[[ Source data, beginning ]]

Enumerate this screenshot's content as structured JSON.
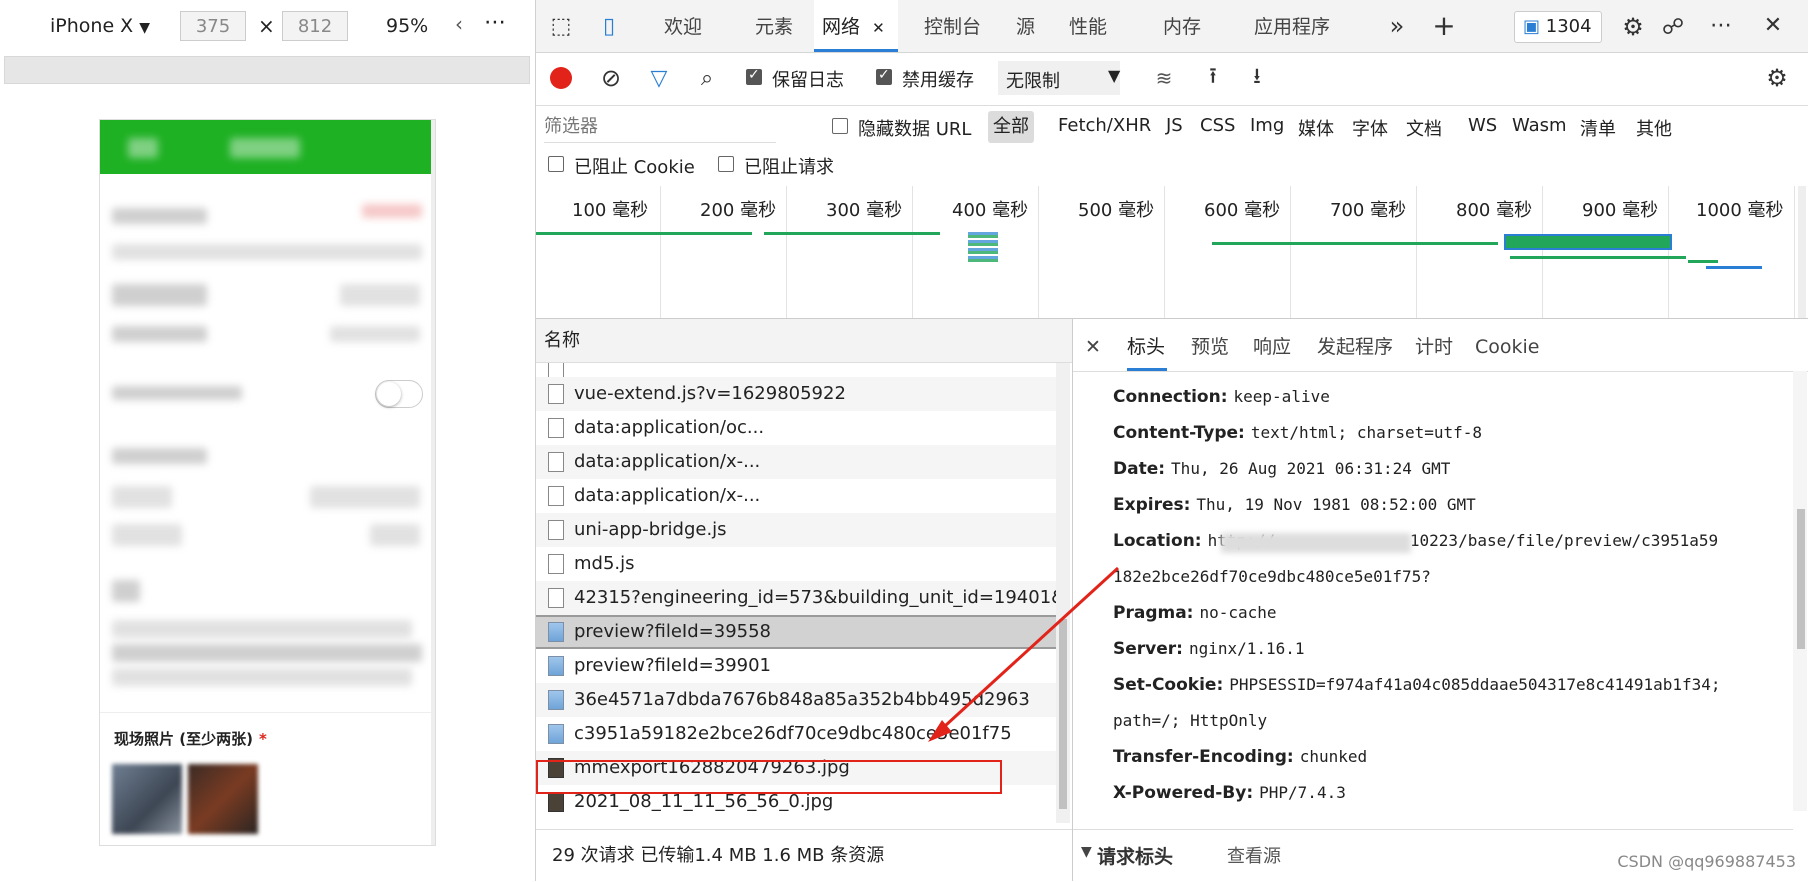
{
  "device_toolbar": {
    "device": "iPhone X",
    "device_caret": "▼",
    "width": "375",
    "times": "×",
    "height": "812",
    "zoom": "95%",
    "more": "⋯"
  },
  "phone": {
    "photo_label": "现场照片 (至少两张)",
    "required_mark": "*"
  },
  "tabs": [
    {
      "label": "欢迎"
    },
    {
      "label": "元素"
    },
    {
      "label": "网络",
      "close": "✕"
    },
    {
      "label": "控制台"
    },
    {
      "label": "源"
    },
    {
      "label": "性能"
    },
    {
      "label": "内存"
    },
    {
      "label": "应用程序"
    }
  ],
  "tab_more": "»",
  "tab_add": "+",
  "issues_count": "1304",
  "network_toolbar": {
    "preserve_log": "保留日志",
    "disable_cache": "禁用缓存",
    "throttle": "无限制"
  },
  "filter": {
    "placeholder": "筛选器",
    "hide_data_urls": "隐藏数据 URL",
    "types": [
      "全部",
      "Fetch/XHR",
      "JS",
      "CSS",
      "Img",
      "媒体",
      "字体",
      "文档",
      "WS",
      "Wasm",
      "清单",
      "其他"
    ],
    "blocked_cookies": "已阻止 Cookie",
    "blocked_requests": "已阻止请求"
  },
  "timeline_ticks": [
    "100 毫秒",
    "200 毫秒",
    "300 毫秒",
    "400 毫秒",
    "500 毫秒",
    "600 毫秒",
    "700 毫秒",
    "800 毫秒",
    "900 毫秒",
    "1000 毫秒"
  ],
  "request_list": {
    "header": "名称",
    "rows": [
      {
        "name": "vue-extend.js?v=1629805922",
        "icon": "script"
      },
      {
        "name": "data:application/oc...",
        "icon": "doc"
      },
      {
        "name": "data:application/x-...",
        "icon": "doc"
      },
      {
        "name": "data:application/x-...",
        "icon": "doc"
      },
      {
        "name": "uni-app-bridge.js",
        "icon": "script"
      },
      {
        "name": "md5.js",
        "icon": "script"
      },
      {
        "name": "42315?engineering_id=573&building_unit_id=19401&...",
        "icon": "doc"
      },
      {
        "name": "preview?fileId=39558",
        "icon": "img"
      },
      {
        "name": "preview?fileId=39901",
        "icon": "img"
      },
      {
        "name": "36e4571a7dbda7676b848a85a352b4bb495d2963",
        "icon": "img"
      },
      {
        "name": "c3951a59182e2bce26df70ce9dbc480ce5e01f75",
        "icon": "img"
      },
      {
        "name": "mmexport1628820479263.jpg",
        "icon": "photo"
      },
      {
        "name": "2021_08_11_11_56_56_0.jpg",
        "icon": "photo"
      }
    ],
    "status": "29 次请求  已传输1.4 MB  1.6 MB 条资源"
  },
  "panel": {
    "close": "✕",
    "tabs": [
      "标头",
      "预览",
      "响应",
      "发起程序",
      "计时",
      "Cookie"
    ],
    "headers": [
      {
        "k": "Connection:",
        "v": "keep-alive"
      },
      {
        "k": "Content-Type:",
        "v": "text/html; charset=utf-8"
      },
      {
        "k": "Date:",
        "v": "Thu, 26 Aug 2021 06:31:24 GMT"
      },
      {
        "k": "Expires:",
        "v": "Thu, 19 Nov 1981 08:52:00 GMT"
      },
      {
        "k": "Location:",
        "v": "http://              10223/base/file/preview/c3951a59"
      },
      {
        "k": "",
        "v": "182e2bce26df70ce9dbc480ce5e01f75?"
      },
      {
        "k": "Pragma:",
        "v": "no-cache"
      },
      {
        "k": "Server:",
        "v": "nginx/1.16.1"
      },
      {
        "k": "Set-Cookie:",
        "v": "PHPSESSID=f974af41a04c085ddaae504317e8c41491ab1f34;"
      },
      {
        "k": "",
        "v": "path=/; HttpOnly"
      },
      {
        "k": "Transfer-Encoding:",
        "v": "chunked"
      },
      {
        "k": "X-Powered-By:",
        "v": "PHP/7.4.3"
      }
    ],
    "request_headers": "请求标头",
    "view_source": "查看源"
  },
  "watermark": "CSDN @qq969887453",
  "colors": {
    "accent": "#2a7fd4",
    "record": "#e2231a",
    "phone_header": "#1fb124",
    "highlight": "#e2231a"
  }
}
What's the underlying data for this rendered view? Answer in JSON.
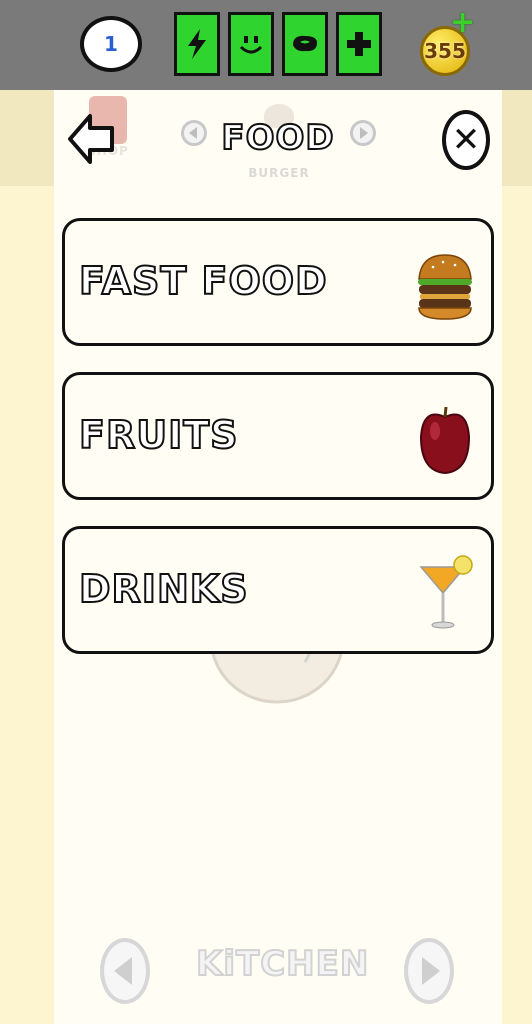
{
  "status_bar": {
    "level": "1",
    "stats": [
      {
        "name": "energy",
        "icon": "lightning-icon"
      },
      {
        "name": "fun",
        "icon": "smiley-icon"
      },
      {
        "name": "hunger",
        "icon": "steak-icon"
      },
      {
        "name": "health",
        "icon": "plus-icon"
      }
    ],
    "coins": "355",
    "stat_color": "#2fd42f"
  },
  "header": {
    "title": "FOOD",
    "prev_room_label": "SHOP",
    "next_room_label": "BURGER"
  },
  "categories": [
    {
      "label": "FAST FOOD",
      "icon": "burger-icon"
    },
    {
      "label": "FRUITS",
      "icon": "apple-icon"
    },
    {
      "label": "DRINKS",
      "icon": "cocktail-icon"
    }
  ],
  "footer": {
    "room_label": "KiTCHEN"
  }
}
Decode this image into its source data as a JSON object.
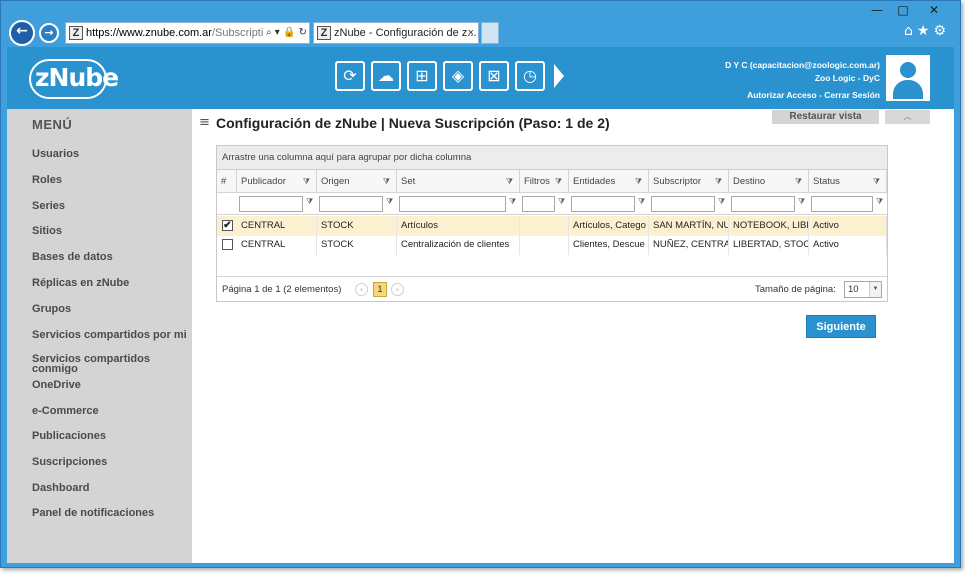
{
  "browser": {
    "address_host": "https://www.znube.com.ar",
    "address_path": "/Subscriptio",
    "tab_title": "zNube - Configuración de z...",
    "favicon_letter": "Z",
    "back_glyph": "←",
    "forward_glyph": "→",
    "address_tools": "⌕ ▾ 🔒 ↻",
    "tab_close": "×",
    "nav_icons": "⌂★⚙",
    "window_controls": {
      "minimize": "—",
      "maximize": "□",
      "close": "✕"
    }
  },
  "header": {
    "logo_text": "zNube",
    "modules": [
      {
        "icon": "users-refresh-icon",
        "glyph": "⟳"
      },
      {
        "icon": "cloud-settings-icon",
        "glyph": "☁"
      },
      {
        "icon": "network-icon",
        "glyph": "⊞"
      },
      {
        "icon": "box-icon",
        "glyph": "◈"
      },
      {
        "icon": "cart-icon",
        "glyph": "⊠"
      },
      {
        "icon": "clock-icon",
        "glyph": "◷"
      }
    ],
    "user_line1": "D Y C (capacitacion@zoologic.com.ar)",
    "user_line2": "Zoo Logic - DyC",
    "authorize_link": "Autorizar Acceso",
    "separator": "-",
    "logout_link": "Cerrar Sesión"
  },
  "sidebar": {
    "title": "MENÚ",
    "items": [
      "Usuarios",
      "Roles",
      "Series",
      "Sitios",
      "Bases de datos",
      "Réplicas en zNube",
      "Grupos",
      "Servicios compartidos por mi",
      "Servicios compartidos conmigo",
      "OneDrive",
      "e-Commerce",
      "Publicaciones",
      "Suscripciones",
      "Dashboard",
      "Panel de notificaciones"
    ]
  },
  "main": {
    "hamburger": "≡",
    "title": "Configuración de zNube | Nueva Suscripción (Paso: 1 de 2)",
    "restore_view": "Restaurar vista",
    "collapse_glyph": "︿",
    "next_button": "Siguiente"
  },
  "grid": {
    "group_hint": "Arrastre una columna aquí para agrupar por dicha columna",
    "columns": [
      "#",
      "Publicador",
      "Origen",
      "Set",
      "Filtros",
      "Entidades",
      "Subscriptor",
      "Destino",
      "Status"
    ],
    "filter_glyph": "⧩",
    "rows": [
      {
        "checked": true,
        "publicador": "CENTRAL",
        "origen": "STOCK",
        "set": "Artículos",
        "filtros": "",
        "entidades": "Artículos, Catego",
        "subscriptor": "SAN MARTÍN, NU",
        "destino": "NOTEBOOK, LIBE",
        "status": "Activo"
      },
      {
        "checked": false,
        "publicador": "CENTRAL",
        "origen": "STOCK",
        "set": "Centralización de clientes",
        "filtros": "",
        "entidades": "Clientes, Descue",
        "subscriptor": "NUÑEZ, CENTRA",
        "destino": "LIBERTAD, STOC",
        "status": "Activo"
      }
    ],
    "check_glyph": "✔",
    "pager_info": "Página 1 de 1 (2 elementos)",
    "pager_prev": "‹",
    "pager_current": "1",
    "pager_next": "›",
    "page_size_label": "Tamaño de página:",
    "page_size_value": "10",
    "page_size_dd": "▼"
  }
}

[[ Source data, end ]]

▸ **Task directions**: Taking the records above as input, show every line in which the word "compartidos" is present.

▸ **Response below**:
      "Servicios compartidos por mi",
      "Servicios compartidos conmigo",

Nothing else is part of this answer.